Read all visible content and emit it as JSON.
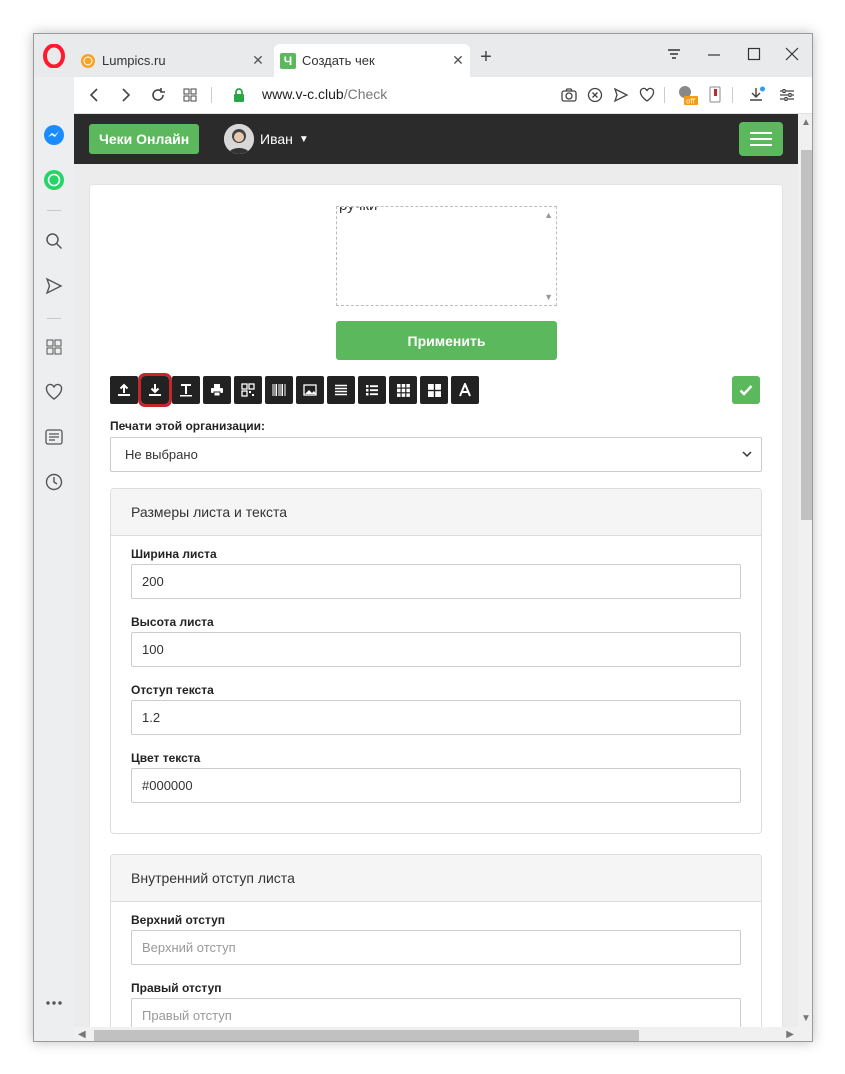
{
  "browser": {
    "tabs": [
      {
        "title": "Lumpics.ru",
        "close": "✕"
      },
      {
        "title": "Создать чек",
        "close": "✕",
        "favicon_letter": "Ч"
      }
    ],
    "new_tab": "+",
    "window_controls": {
      "minimize": "—",
      "maximize": "☐",
      "close": "✕"
    },
    "url": {
      "host": "www.v-c.club",
      "path": "/Check"
    }
  },
  "site": {
    "brand": "Чеки Онлайн",
    "user": "Иван"
  },
  "editor": {
    "textarea_text": "ручки",
    "apply_label": "Применить",
    "toolbar": [
      "upload-icon",
      "download-icon",
      "text-icon",
      "print-icon",
      "qr-icon",
      "barcode-icon",
      "image-icon",
      "align-icon",
      "list-icon",
      "grid3-icon",
      "grid2-icon",
      "font-icon"
    ],
    "stamp_label": "Печати этой организации:",
    "stamp_value": "Не выбрано"
  },
  "panel_size": {
    "title": "Размеры листа и текста",
    "fields": [
      {
        "label": "Ширина листа",
        "value": "200"
      },
      {
        "label": "Высота листа",
        "value": "100"
      },
      {
        "label": "Отступ текста",
        "value": "1.2"
      },
      {
        "label": "Цвет текста",
        "value": "#000000"
      }
    ]
  },
  "panel_padding": {
    "title": "Внутренний отступ листа",
    "fields": [
      {
        "label": "Верхний отступ",
        "placeholder": "Верхний отступ"
      },
      {
        "label": "Правый отступ",
        "placeholder": "Правый отступ"
      }
    ]
  },
  "colors": {
    "accent": "#5cb85c",
    "nav": "#2b2b2b",
    "highlight": "#c0282e"
  }
}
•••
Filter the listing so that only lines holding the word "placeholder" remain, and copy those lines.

EXERCISE RESULT
        "placeholder": "Верхний отступ"
        "placeholder": "Правый отступ"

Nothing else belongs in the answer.